“I was terrified,” says Clara Rugaard about scoring the biggest break of her career with the lead role in I Am Mother. “When I found out that I got it, I had to fly to the opposite side of the world and take on this lead role in a sci-fi thriller…”
The opposite side of the world is Adelaide, where the majority of I Am Mother was shot. In the film, Rugaard plays the last human being following a Terminator-style apocalypse, which has seen machines take over, and one robot, named Mother, bring up a child in a sterile environment in the hope of creating a perfect human being.
For the majority of the shoot, Rugaard was required to interact with a robot.
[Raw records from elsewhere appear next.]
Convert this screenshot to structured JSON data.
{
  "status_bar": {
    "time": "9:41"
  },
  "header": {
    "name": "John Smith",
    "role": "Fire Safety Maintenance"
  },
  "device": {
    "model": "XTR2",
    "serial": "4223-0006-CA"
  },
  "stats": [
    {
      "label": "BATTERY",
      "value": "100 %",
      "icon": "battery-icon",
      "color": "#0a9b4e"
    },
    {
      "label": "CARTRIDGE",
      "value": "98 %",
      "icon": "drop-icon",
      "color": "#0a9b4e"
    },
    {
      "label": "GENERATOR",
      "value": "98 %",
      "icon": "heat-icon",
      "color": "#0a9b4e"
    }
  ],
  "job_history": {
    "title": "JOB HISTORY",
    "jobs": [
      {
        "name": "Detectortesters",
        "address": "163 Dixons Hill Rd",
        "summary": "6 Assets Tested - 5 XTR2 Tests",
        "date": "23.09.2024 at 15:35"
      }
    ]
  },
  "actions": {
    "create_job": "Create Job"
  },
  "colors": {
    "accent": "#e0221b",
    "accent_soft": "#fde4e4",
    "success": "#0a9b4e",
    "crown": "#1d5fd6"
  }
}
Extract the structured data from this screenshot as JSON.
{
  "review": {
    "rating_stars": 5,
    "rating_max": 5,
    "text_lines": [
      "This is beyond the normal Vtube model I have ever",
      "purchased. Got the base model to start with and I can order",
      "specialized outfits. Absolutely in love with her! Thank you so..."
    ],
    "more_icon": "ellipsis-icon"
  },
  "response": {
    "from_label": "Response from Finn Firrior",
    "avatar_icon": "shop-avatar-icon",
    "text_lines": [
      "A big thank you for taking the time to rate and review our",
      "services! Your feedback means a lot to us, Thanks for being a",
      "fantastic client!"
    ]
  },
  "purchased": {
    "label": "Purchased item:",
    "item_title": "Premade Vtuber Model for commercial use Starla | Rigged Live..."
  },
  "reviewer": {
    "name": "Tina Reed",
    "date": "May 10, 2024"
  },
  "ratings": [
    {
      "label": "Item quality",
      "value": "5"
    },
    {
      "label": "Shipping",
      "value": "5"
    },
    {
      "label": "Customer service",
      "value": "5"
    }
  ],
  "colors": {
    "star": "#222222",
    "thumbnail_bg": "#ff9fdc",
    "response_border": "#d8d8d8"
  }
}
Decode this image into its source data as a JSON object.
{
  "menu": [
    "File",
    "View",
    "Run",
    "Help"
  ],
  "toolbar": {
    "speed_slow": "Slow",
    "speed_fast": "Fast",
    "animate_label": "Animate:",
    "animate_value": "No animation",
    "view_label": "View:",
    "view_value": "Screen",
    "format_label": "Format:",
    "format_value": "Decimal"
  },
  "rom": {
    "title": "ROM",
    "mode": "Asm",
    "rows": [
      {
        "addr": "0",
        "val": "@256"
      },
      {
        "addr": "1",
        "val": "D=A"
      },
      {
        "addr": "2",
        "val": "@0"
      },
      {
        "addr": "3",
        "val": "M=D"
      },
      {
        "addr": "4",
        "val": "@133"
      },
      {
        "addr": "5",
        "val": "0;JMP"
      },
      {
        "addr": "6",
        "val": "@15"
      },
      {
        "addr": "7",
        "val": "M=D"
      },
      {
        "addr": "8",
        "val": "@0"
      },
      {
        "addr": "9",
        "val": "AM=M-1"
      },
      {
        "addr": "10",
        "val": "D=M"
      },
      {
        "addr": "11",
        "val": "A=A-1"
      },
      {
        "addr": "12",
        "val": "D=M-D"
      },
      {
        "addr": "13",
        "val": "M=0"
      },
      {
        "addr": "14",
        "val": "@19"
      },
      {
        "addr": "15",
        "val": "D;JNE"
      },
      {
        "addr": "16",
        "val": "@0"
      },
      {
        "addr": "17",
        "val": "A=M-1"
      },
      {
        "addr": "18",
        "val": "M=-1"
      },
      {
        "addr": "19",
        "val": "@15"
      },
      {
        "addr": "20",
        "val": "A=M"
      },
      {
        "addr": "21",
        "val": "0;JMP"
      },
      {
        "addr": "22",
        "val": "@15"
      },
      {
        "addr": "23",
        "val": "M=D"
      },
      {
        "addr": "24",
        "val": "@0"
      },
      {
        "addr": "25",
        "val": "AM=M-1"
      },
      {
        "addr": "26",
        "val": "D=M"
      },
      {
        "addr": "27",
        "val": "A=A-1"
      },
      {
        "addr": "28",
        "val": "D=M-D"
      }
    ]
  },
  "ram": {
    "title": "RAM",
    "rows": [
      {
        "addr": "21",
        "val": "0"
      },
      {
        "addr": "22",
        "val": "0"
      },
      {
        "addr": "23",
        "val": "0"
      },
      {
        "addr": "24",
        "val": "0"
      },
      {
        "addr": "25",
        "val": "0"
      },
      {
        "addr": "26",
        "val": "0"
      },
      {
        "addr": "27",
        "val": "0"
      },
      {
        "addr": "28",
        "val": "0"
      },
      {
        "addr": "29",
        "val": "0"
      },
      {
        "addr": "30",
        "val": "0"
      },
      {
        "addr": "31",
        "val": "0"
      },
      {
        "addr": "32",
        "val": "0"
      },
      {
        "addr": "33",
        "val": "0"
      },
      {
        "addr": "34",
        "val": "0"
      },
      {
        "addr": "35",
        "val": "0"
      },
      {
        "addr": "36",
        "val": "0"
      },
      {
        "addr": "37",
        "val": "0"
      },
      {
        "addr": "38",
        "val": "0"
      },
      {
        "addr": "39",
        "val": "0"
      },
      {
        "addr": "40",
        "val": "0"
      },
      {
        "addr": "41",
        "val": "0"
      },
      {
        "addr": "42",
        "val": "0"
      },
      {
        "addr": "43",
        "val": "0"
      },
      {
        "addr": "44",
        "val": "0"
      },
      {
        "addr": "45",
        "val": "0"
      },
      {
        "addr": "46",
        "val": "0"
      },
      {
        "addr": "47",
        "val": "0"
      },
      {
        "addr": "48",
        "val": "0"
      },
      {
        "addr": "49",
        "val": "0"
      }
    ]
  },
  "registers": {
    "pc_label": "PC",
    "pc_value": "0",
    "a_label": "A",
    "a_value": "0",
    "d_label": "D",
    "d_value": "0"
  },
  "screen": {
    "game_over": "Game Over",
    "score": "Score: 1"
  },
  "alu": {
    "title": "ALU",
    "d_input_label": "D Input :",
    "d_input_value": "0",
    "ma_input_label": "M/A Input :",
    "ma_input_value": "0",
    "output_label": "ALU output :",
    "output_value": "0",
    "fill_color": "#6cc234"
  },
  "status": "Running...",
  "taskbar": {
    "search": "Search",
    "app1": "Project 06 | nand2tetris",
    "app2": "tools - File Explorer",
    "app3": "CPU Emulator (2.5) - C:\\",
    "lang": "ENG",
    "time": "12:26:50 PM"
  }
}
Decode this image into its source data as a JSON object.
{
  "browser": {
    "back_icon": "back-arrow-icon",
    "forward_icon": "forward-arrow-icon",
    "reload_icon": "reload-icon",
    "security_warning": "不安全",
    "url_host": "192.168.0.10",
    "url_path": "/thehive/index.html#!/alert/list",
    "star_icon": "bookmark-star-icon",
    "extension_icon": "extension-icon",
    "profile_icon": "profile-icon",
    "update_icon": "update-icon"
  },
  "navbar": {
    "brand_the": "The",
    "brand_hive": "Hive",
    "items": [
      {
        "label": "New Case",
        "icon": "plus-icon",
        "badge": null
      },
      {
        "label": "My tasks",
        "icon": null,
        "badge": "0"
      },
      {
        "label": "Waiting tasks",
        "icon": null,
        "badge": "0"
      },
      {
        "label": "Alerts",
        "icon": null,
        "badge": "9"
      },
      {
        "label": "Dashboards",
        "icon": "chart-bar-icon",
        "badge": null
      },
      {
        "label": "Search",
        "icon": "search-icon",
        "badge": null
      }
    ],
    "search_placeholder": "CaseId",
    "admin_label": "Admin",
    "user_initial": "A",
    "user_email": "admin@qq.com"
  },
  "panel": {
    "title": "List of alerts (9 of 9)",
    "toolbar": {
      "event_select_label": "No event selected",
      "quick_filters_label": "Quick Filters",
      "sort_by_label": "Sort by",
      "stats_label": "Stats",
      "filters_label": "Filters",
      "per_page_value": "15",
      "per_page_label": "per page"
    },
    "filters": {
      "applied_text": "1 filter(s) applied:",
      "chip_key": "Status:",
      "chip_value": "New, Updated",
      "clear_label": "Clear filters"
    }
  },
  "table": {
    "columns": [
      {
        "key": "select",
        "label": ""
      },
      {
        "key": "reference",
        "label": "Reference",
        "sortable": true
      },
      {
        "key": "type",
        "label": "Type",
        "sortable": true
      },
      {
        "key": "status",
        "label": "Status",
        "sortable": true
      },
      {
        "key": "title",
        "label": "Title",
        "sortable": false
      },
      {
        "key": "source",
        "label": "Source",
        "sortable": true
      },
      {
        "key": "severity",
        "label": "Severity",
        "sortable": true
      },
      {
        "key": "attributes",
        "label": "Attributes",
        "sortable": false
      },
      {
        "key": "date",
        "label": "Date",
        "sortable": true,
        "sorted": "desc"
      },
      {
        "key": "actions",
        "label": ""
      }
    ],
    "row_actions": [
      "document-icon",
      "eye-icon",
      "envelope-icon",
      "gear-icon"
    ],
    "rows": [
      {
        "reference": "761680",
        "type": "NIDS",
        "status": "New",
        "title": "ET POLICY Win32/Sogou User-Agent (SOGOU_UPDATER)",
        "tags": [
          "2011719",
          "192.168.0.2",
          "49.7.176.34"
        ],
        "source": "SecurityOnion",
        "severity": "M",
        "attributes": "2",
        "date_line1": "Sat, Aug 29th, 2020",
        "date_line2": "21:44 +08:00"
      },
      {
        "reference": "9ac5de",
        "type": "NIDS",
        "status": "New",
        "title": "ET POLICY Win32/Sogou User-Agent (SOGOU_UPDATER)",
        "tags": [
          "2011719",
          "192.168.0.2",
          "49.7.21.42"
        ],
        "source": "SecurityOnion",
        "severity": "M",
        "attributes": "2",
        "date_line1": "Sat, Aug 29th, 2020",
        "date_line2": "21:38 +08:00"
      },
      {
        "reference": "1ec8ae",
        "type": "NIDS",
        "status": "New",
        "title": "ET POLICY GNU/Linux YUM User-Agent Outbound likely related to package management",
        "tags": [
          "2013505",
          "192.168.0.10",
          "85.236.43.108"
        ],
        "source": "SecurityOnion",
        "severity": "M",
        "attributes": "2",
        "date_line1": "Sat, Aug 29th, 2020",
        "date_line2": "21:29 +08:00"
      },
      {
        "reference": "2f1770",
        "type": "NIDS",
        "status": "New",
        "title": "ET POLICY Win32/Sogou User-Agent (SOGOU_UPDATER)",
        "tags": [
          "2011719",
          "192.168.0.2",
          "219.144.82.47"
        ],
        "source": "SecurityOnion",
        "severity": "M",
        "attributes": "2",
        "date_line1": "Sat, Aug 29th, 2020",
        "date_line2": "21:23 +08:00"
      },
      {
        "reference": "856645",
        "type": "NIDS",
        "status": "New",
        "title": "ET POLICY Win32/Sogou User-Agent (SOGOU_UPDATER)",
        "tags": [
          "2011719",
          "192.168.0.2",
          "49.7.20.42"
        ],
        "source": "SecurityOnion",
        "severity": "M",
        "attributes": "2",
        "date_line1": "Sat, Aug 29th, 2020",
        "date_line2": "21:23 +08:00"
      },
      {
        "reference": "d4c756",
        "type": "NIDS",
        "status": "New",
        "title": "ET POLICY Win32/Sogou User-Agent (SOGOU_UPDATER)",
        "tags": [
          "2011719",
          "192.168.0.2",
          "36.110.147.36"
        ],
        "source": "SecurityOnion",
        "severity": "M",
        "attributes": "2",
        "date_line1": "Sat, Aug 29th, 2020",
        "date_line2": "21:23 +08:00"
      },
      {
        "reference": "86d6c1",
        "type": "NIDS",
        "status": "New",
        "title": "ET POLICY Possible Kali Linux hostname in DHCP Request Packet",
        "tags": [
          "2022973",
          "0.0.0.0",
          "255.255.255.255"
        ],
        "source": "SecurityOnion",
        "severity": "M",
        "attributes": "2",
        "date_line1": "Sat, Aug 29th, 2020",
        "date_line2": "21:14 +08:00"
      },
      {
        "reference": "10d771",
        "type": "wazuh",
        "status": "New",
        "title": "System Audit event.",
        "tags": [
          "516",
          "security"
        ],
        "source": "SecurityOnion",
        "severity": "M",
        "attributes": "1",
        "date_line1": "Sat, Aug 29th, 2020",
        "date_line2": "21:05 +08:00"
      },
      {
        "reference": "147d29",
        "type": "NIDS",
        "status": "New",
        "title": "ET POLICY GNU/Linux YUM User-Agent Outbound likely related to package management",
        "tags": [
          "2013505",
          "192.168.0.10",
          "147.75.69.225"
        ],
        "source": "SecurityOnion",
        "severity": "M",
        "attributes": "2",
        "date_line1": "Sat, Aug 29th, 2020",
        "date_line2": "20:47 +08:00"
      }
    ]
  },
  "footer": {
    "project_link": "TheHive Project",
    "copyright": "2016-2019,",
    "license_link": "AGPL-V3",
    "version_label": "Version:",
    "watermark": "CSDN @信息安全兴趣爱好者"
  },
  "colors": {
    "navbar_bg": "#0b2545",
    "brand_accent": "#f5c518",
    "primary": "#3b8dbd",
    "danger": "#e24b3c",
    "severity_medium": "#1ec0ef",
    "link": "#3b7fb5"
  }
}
“Everything was provided for me and it made the job so easy,” acknowledges Rugaard today. “Our set designer [Production Designer Hugh Bateup, Supervising Art Director Adam Wheatley and Set Decorator Lisa Brennan] had literally created this impressive set, which you could completely immerse yourself in and you immediately fall into Daughter’s shoes. And the robot was right in front of you as well, which Luke Hawker portrayed. He carried around this 42kg robot, which he also built.”
Luke Hawker works for WETA, with the esteemed visual effects company heavily involved with the film (a portion was shot in New Zealand).
“Most of what you see on screen was what was in front of my eyes. There’s only a couple of CG bits that the robot couldn’t do due to lack of mobility and visibility. Like the running, for example, but the majority of the film, the robot is in physical form.”
Hawker even provided Mother’s voice for Rugaard to act against, which was later dubbed with Rose Byrne’s voice.
“I was reacting to Luke’s voice,” Rugaard says. “He’s an amazing actor and provided a brilliant performance for me, which I could apply my energy to. The robot was quite animated. Someone was controlling Mother’s face with a remote. The performance wasn’t fake as such, and the connection was genuine.
“You have to put yourself in daughter’s shoes,” she continues about her approach to performance. “Daughter’s never interacted with anyone else, Mother has taken care of her for her whole life. She loves her. She has so much love for Mother, as well as yearning for this human connection. I could relate the mother/daughter thing and the teenage flip-out. You have to find yourself at some stage and be independent. It’s never easy for a parent, and you can relate that to mother and daughter.”
Rugaard’s performance in the lead role is phenomenal for someone of such little experience in front of the camera, however, the 21 year old has been performing since she was very young.
“I’ve been singing my entire life. I grew up with a lot of music in my household. I initially thought that I wanted to be a singer. I was in a choir, had a singing teacher. When I was 11 years old, my dad saw in the paper that they were looking for kids to play in a production of Mary Poppins at the National Theatre in Denmark, and I got it. And then, stayed in the musical industry for a little bit in Denmark, and then eventually moved to acting, moved to London and got an agent.”
And it was her agent that put her onto I Am Mother. “My agent had heard about the script [by Michael Gordon Green]. It was blacklisted. I know that they weren’t looking for any actors outside of Australia. And I somehow scraped my way in, and got to do a self-tape. Grant [Sputore], the director saw it, eventually flew me out to LA and we did another test, and here I am.”
We spoke with Rugaard following the film’s premiere at last year’s Adelaide Film Festival, which also helped fund I Am Mother. The actress freely admits that there were some surprises upon seeing the finished film for the first time.
“I don’t think that it ever comes up the way that you remember it, or the way that you think it will turn out like. But definitely for the better. I couldn’t have imagined what it has become now. There are some twists and turns, which I think they may want unanswered.
“Grant and I discussed the script a lot, but he also left space for ambiguity and for my curiosity and imagination to run wild. It would take away from my character if I knew everything. The character is so naïve at the beginning, and as the story grows, she becomes this woman. If I had known everything it would have taken away from the journey.”